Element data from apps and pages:
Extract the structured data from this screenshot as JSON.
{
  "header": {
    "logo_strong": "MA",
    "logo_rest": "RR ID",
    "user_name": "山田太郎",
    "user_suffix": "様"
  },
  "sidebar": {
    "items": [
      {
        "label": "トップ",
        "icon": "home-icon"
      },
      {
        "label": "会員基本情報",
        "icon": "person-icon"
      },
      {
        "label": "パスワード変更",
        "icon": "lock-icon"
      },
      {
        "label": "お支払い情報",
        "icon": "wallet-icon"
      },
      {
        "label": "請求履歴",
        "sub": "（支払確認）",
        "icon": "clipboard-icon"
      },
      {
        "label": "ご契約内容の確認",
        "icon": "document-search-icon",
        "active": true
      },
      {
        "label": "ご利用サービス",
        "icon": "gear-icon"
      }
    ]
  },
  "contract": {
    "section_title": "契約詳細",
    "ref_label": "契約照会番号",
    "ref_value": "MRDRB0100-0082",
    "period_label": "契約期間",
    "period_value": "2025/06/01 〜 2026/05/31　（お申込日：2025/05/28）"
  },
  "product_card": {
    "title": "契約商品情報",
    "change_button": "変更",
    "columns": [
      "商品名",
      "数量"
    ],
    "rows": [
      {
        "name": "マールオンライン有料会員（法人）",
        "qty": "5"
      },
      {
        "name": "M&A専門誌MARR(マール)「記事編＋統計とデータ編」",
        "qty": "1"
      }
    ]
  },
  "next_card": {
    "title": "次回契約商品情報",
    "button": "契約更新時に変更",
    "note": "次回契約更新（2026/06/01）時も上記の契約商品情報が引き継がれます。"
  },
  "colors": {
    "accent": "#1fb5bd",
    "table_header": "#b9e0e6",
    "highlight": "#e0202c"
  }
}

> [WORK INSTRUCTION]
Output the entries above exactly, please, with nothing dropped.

> [SOLUTION TO THIS PROBLEM]
Extract the structured data from this screenshot as JSON.
{
  "header": {
    "logo_strong": "MA",
    "logo_rest": "RR ID",
    "user_name": "山田太郎",
    "user_suffix": "様"
  },
  "sidebar": {
    "items": [
      {
        "label": "トップ",
        "icon": "home-icon"
      },
      {
        "label": "会員基本情報",
        "icon": "person-icon"
      },
      {
        "label": "パスワード変更",
        "icon": "lock-icon"
      },
      {
        "label": "お支払い情報",
        "icon": "wallet-icon"
      },
      {
        "label": "請求履歴",
        "sub": "（支払確認）",
        "icon": "clipboard-icon"
      },
      {
        "label": "ご契約内容の確認",
        "icon": "document-search-icon",
        "active": true
      },
      {
        "label": "ご利用サービス",
        "icon": "gear-icon"
      }
    ]
  },
  "contract": {
    "section_title": "契約詳細",
    "ref_label": "契約照会番号",
    "ref_value": "MRDRB0100-0082",
    "period_label": "契約期間",
    "period_value": "2025/06/01 〜 2026/05/31　（お申込日：2025/05/28）"
  },
  "product_card": {
    "title": "契約商品情報",
    "change_button": "変更",
    "columns": [
      "商品名",
      "数量"
    ],
    "rows": [
      {
        "name": "マールオンライン有料会員（法人）",
        "qty": "5"
      },
      {
        "name": "M&A専門誌MARR(マール)「記事編＋統計とデータ編」",
        "qty": "1"
      }
    ]
  },
  "next_card": {
    "title": "次回契約商品情報",
    "button": "契約更新時に変更",
    "note": "次回契約更新（2026/06/01）時も上記の契約商品情報が引き継がれます。"
  },
  "colors": {
    "accent": "#1fb5bd",
    "table_header": "#b9e0e6",
    "highlight": "#e0202c"
  }
}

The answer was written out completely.